The Ins & Outs of Intellectual Property: Business Breakfast Club June Summary
This month at Business Breakfast Club, Lauren Babic of BAL Lawyers discussed all things intellectual property—how to define your organisation’s intellectual property, how to protect it, how to share it with partners for the purpose of co-development and the rights of joint owners.
Intellectual Property, or “IP”, is a broad umbrella term that encompasses a range of proprietary and related rights over intangible things. It exists in various forms, such as inventions, brands, designs or artistic creations.
How do I define my company’s IP?
“Ideas” are not capable of legal protection, unless you can fit the communication of the idea into one of the categories that allow protection. The communication or expression of the idea usually has to have a certain amount of originality to it.
The key forms of IP (though not exhaustive) are:

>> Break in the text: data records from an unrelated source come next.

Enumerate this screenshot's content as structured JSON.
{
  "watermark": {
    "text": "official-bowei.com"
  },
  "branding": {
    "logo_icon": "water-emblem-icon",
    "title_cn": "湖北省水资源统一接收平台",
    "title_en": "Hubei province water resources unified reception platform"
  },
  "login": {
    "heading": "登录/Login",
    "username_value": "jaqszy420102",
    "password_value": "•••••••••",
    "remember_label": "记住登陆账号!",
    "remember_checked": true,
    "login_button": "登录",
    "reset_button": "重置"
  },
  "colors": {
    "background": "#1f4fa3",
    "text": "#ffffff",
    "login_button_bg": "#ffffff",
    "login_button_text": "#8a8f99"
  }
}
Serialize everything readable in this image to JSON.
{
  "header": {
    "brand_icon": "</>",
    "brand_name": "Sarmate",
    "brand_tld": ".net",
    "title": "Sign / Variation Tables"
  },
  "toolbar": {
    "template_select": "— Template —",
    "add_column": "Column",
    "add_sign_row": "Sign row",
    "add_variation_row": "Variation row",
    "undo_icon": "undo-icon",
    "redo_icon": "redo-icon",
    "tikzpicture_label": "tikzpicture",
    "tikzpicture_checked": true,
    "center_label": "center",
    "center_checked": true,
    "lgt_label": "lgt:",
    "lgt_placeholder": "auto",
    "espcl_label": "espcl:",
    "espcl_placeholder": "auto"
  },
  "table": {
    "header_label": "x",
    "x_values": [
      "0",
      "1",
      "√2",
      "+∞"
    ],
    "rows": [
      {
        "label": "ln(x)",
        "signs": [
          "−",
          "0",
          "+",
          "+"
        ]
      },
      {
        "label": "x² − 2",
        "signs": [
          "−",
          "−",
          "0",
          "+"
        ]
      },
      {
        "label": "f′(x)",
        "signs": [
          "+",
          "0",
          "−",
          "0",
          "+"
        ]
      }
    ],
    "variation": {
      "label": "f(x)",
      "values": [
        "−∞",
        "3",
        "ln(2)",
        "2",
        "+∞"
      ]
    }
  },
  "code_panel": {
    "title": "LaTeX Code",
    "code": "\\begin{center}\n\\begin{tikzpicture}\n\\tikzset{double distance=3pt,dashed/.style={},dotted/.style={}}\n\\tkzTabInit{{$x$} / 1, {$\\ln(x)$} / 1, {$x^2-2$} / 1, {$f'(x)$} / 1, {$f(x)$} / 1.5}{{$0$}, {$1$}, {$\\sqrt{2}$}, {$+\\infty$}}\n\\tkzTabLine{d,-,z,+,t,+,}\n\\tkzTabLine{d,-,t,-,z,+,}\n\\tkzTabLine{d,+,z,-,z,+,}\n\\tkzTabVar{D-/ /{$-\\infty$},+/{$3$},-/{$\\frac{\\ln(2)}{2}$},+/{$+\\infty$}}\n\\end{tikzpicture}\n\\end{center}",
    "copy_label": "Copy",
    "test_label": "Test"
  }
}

- Copyright, protecting the original expression of ideas in works of art, literature, music, and drama, as well as films, broadcasts, recordings, compilations, computer programs, and so on.
- Designs, protecting the overall appearance of a product resulting from one or more visual features of the product (although not the product itself).
- Trade Marks, protecting ‘signs’ used to distinguish goods or services from your competitors in the course of trade. ‘Signs’ can include letters, numbers, words, phrases, sounds, smells, logos, shapes, pictures, movements, aspects of packaging or any combination of these.
- Patents, protecting inventions that are new, inventive and useful, including devices, substances, methods or processes.
- Confidential information, protecting ‘trade secrets’ and other information imparted in confidential circumstances from further disclosure (although this is a bit of a special breed and is not a proprietary right, per se).
How do I protect my company’s IP?
Copyright protection is automatic, and springs to life upon the creation of the work (presuming it meets the relevant legal criteria). However, there are several practical things you can do to protect your work, including copyright notices, attributions, keeping work confidential unless you need to publish it, and carefully documenting any rights you assign or licence to third parties.
Trademarks and designs are different from copyright. These rights are not automatic, and depend on successful registration with IP Australia. There are extensive requirements that must be met when submitting such applications, including proof of things such as originality, distinctiveness, novelty, and other requirements. Similar practical considerations also apply – keep the work confidential unless you need to publish it, and document any third party rights.
Joint ownership rights
Joint ownership may arise on the basis of a verbal or written agreement between parties to that effect (apportioning ownership) or where multiple parties simply contribute to the creation of the IP.
Where documented, it is critical that the agreement covers areas such as who has ownership, when ownership will be transferred, whether consents are required, who will cover the costs, the granting of licences, and confidentiality.
Without a written agreement, the law will step in to provide a default position on critical factors concerning interests in the IP, exploitation and licencing. Usually, joint owners will be restrained from exercising their rights without the consent of the other and neither joint owner can realise any economic benefits without doing so together.